Don Jenkins, May 29, 2015, Capital Press
Gov. Jay Inslee went to a sausage factory Thursday to urge state lawmakers to grind out a deal on funding highway improvements.
Speaking at the Oberto Sausage Company’s main plant and headquarters, Inslee said new road projects would help trucks, including those carrying Eastern Washington farm products, enter and exit Puget Sound ports faster.
“It means we’re going to get Yakima apples to the Port of Tacoma,” he said.
Inslee’s push for a transportation package came on the same day he called a second 30-day special session. The first month-long special session, which followed the 105-day regular session, failed to produce a 2015-17 operating budget.
Lawmakers also haven’t agreed on a plan to increase transportation spending beyond current levels. Without new revenue, the state’s transportation budget will be about $7.6 billion over the next two years.
To speed up projects, the House and Senate have separate $15 billion, 16-year proposals.
The plans differ in key ways, but both call for gradually raising the state’s tax on gasoline and diesel by 11.7 cents per gallon by 2018. The tax has been 37.5 cents per gallon since 2005.
Inslee has proposed paying for new road projects by taxing the carbon emissions of manufacturers, including food processors and a fertilizer company. Lawmakers have rejected the carbon cap-and-trade proposal, which was the centerpiece of Inslee’s climate change agenda coming into the session.
Inslee was noncommittal when asked at a press conference Thursday outside Oberto about where he stood on increasing the gas tax.
“We stand for investment,” he said.
Inslee, a Democrat, added that people might see a gas tax hike as reasonable because they could see the benefits.
He urged legislators to compromise. “To get a transportation package, we need legislators to not insist on their ideological viewpoints,” he said.

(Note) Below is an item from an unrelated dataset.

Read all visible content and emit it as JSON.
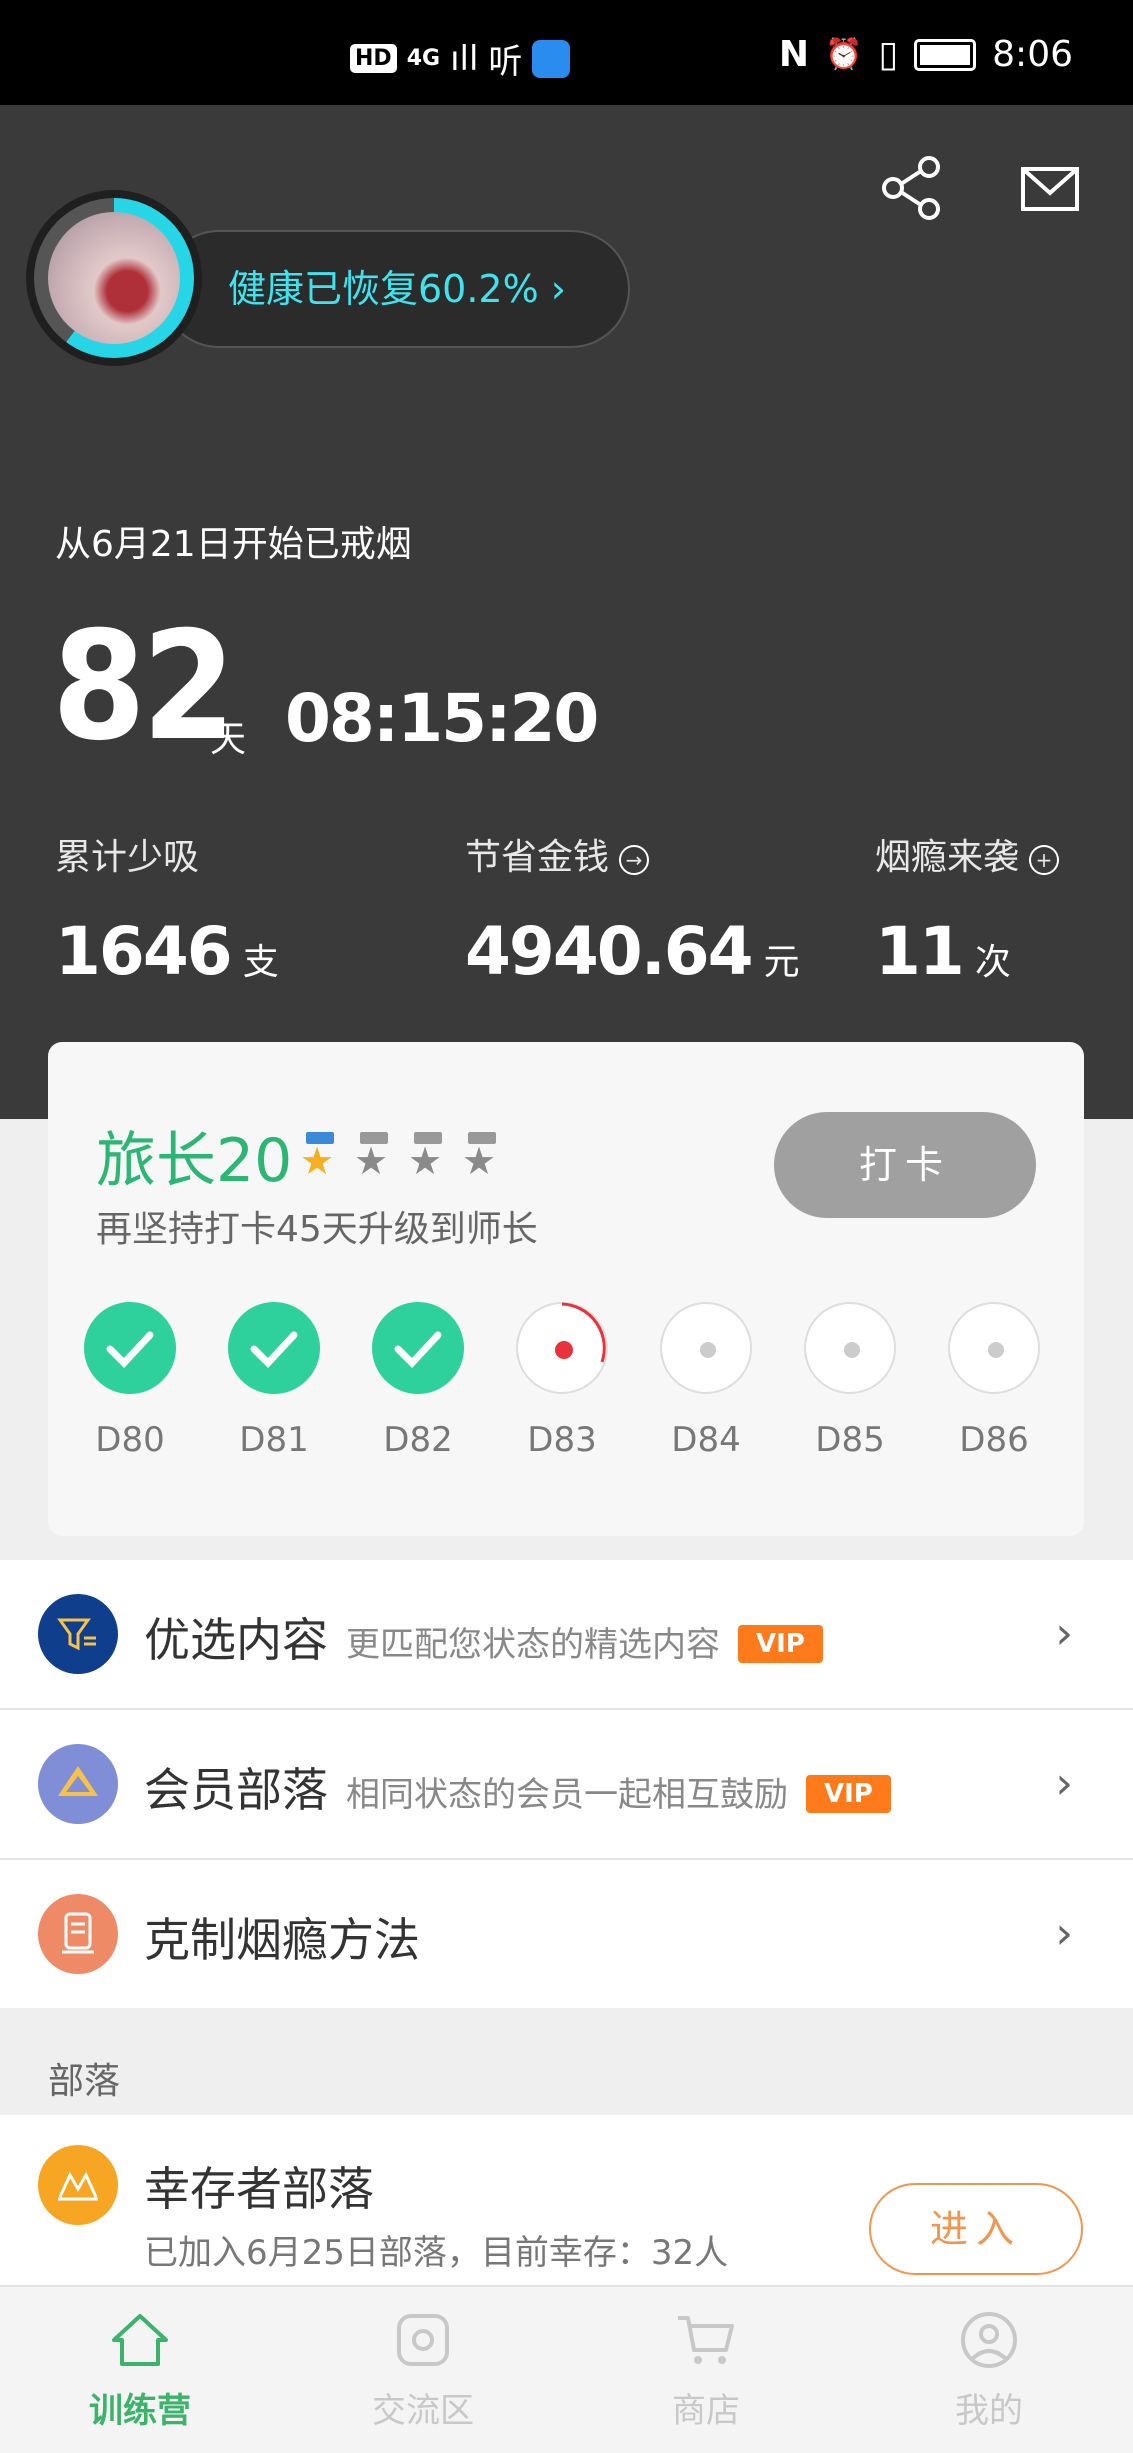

Inslee’s two predecessors — Democratic governors Gary Locke and Chris Gregoire — lobbied hard for gas tax increases in 2003 and 2005, respectively. This time, the Republican-led Senate initiated the push for a gas tax hike, which has won support from some agriculture exporters.
Washington exported $730 million worth of frozen potatoes last year through the Seattle and Tacoma ports. The Washington State Potato Commission supports raising the gas tax if the extra revenue goes toward improving Interstate 90 over the Cascades and state routes that link I-90 and Interstate 5 to the ports, the commission’s director of governmental relations, Matt Harris, said.
Anderson Hay & Grain of Ellensburg makes two deliveries a day to the Seattle and Tacoma ports. CEO and President Mark T. Anderson said he supports the gas tax increase, assuming the result is a better maintained I-90 and less congestion around the ports.
“There’s consensus about the projects and the maintenance needs. I don’t think there’s any consensus on trust about how these funds get used,” he said.
Inslee’s appearance at Oberto highlighted a long-delayed plan to extend State Route 167 between Puyallup and Tacoma. The new section of highway would help trucks traveling between I-90 and the Port of Tacoma avoid backups on I-5.
The company’s patriarch, 87-year-old Art Oberto, said the investment would have lasting benefit for his company. “This is definitely something that’s going to have residual value,” he said.